96-BeachAtDawn-NK

And then there was Boston. Almost on a whim, I’d applied to Boston University’s Communications program. In 1965, Boston was as cool a town as a kid could want, short of San Francisco. Joan Baez sang at Harvard Square and the comedy clubs featured future kings of late night. Against all odds, Boston accepted me into the program. Nothing could have surprised me more.

I had a lot of deciding to do.

I married Jeff. Garry’s best friend. Four years later, there was my son, Owen Garry, because Garry is not only Owen’s step-father, but also his godfather. Don’t over-think it.

The old boy friend refused to stay gone. Like the proverbial bad penny, he would keep turning up for 15 more years. He would follow me to Israel when I dumped everything and emigrated there in 1978. Another story for another day.

Marrying Jeff gave me a son, a career, a chance to finish my B.A. and find my feet in a reasonably secure environment. I made friends, got a career going and figured out what I wanted to do. Not too shabby.

But somewhere there are two other universes. In one, Marilyn went to Boston. In the other, she went to Cape May. If I happen to bump into either of them, I’ll have to ask how it went. I bet all of us married Garry.
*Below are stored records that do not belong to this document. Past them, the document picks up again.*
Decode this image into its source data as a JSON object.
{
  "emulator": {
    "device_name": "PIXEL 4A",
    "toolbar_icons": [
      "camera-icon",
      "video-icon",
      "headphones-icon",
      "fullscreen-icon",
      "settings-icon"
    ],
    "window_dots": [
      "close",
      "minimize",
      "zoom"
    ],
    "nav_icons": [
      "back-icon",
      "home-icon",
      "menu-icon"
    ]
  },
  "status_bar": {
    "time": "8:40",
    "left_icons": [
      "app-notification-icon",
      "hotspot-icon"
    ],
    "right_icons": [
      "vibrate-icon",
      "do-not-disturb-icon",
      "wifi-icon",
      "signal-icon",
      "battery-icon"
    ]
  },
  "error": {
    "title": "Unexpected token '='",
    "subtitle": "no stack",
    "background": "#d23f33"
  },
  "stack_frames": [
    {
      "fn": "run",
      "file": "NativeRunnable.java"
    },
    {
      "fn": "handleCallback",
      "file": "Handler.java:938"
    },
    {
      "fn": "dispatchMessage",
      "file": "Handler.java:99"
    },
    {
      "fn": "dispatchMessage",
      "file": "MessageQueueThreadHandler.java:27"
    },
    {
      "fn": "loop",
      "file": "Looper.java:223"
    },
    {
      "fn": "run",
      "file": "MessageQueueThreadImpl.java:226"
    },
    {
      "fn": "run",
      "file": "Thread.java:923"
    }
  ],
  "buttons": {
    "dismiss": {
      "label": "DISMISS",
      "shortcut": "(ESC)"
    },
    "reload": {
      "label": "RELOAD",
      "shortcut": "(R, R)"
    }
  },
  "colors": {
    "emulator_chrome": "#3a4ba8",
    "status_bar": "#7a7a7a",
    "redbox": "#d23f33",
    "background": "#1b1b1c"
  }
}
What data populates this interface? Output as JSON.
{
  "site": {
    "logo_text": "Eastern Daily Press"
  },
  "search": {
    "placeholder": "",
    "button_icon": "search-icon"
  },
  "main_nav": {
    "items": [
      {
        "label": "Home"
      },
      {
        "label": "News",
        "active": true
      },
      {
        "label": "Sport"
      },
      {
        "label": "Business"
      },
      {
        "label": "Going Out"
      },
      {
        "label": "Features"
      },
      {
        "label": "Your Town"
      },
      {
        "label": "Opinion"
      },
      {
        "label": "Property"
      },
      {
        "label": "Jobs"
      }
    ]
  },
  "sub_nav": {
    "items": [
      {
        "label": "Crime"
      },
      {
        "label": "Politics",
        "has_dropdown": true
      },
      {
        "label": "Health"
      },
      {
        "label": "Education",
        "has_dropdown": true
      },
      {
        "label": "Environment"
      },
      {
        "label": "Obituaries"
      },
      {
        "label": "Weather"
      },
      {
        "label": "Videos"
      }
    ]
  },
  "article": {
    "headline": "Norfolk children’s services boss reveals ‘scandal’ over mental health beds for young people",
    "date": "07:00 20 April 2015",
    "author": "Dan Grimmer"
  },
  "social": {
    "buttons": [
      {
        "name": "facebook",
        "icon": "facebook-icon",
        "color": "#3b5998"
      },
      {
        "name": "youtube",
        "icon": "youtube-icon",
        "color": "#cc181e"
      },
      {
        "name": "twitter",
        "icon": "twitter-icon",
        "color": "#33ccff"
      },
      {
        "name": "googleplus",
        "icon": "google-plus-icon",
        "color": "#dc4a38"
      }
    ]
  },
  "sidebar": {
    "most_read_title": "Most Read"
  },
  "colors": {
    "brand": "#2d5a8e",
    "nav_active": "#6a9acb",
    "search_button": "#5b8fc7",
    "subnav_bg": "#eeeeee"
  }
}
Destiny is unavoidable.

Roads converge. Detours don’t change destiny. They merely delay it.